We are living in a time of increased workplace surveillance. Due to the pandemic, many of us have shifted our work environments from the office to our homes. As a result, many employers have been utilising technology to monitor staff who are no longer contained and observable within an office structure.
Current surveillance increase
As reported recently in The Economist article titled Welcome to the era of hyper-surveilled office, “global demand for employee-spying software more than doubled between April 2019 and April 2020”. Evidently many employers support using surveillance software to establish the productivity of those working remotely.
What may (or may not!) surprise you, is that “Australian employers rank first in the world in using technology to monitor their employees” as reported in this recent AFR piece. The result of the significantly high surveillance take-up in corporate Australia may be an increase in disgruntled employees. In September last year, Herbert Smith Freehills conducted a global survey which found that around 61 per cent of senior executives in large corporations in Australia believed there would be an increase in employee activism within the next three to five years. Employee surveillance was cited by these senior executives as what they believed would be the most likely trigger for employee activism (above pay and vaccine status).
How much surveillance is acceptable?
LinkedIn is currently running this interesting poll asking How much visibility should your boss have over your work via electronic monitoring? So far, the answer of None, too invasive is in the lead, but it’s notable that the level of surveillance acceptance amongst employees is also quite marked with approximately 40 per cent of respondents so far answering either All of it, no secrets or Only for priority projects.
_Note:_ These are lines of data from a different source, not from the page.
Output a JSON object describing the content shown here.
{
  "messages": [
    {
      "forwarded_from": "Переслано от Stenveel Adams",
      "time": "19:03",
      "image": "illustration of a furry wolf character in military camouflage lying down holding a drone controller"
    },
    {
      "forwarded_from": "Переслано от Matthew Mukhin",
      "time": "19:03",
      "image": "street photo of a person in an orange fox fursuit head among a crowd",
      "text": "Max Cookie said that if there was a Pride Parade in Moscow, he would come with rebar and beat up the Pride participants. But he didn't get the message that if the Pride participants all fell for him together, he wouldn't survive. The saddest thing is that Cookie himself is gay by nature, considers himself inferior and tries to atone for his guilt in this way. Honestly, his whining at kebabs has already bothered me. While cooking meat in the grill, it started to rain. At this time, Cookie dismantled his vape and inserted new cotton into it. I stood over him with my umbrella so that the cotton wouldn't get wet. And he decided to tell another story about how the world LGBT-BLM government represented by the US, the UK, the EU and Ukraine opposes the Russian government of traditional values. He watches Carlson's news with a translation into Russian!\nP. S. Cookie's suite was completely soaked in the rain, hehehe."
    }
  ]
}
We can get a sense of the varying levels of surveillance that employers and employees would prefer, but what are the regulations around workplace surveillance? If you live in NSW, we have the Workplace Surveillance Act in place. An important entitlement to be aware of is that no employer is legally allowed to put you under covert/secret surveillance. Employees must be notified of allowable surveillance that is set to occur with at least 14 days’ notice. It’s a good idea to read the Workplace Surveillance Act if you’re looking to understand your rights as an employee or employer. It may also be worthwhile seeking legal counsel.
Trusting your staff
The reality is that countless studies into employee satisfaction and engagement indicate that staff are more likely to thrive when given a certain degree of trust and autonomy by their employers. If you’re hoping to establish a happy workplace with productive workers, putting them under stringent surveillance is statistically not the answer. Better to set performance targets and inspire, encourage and support them to meet these goals.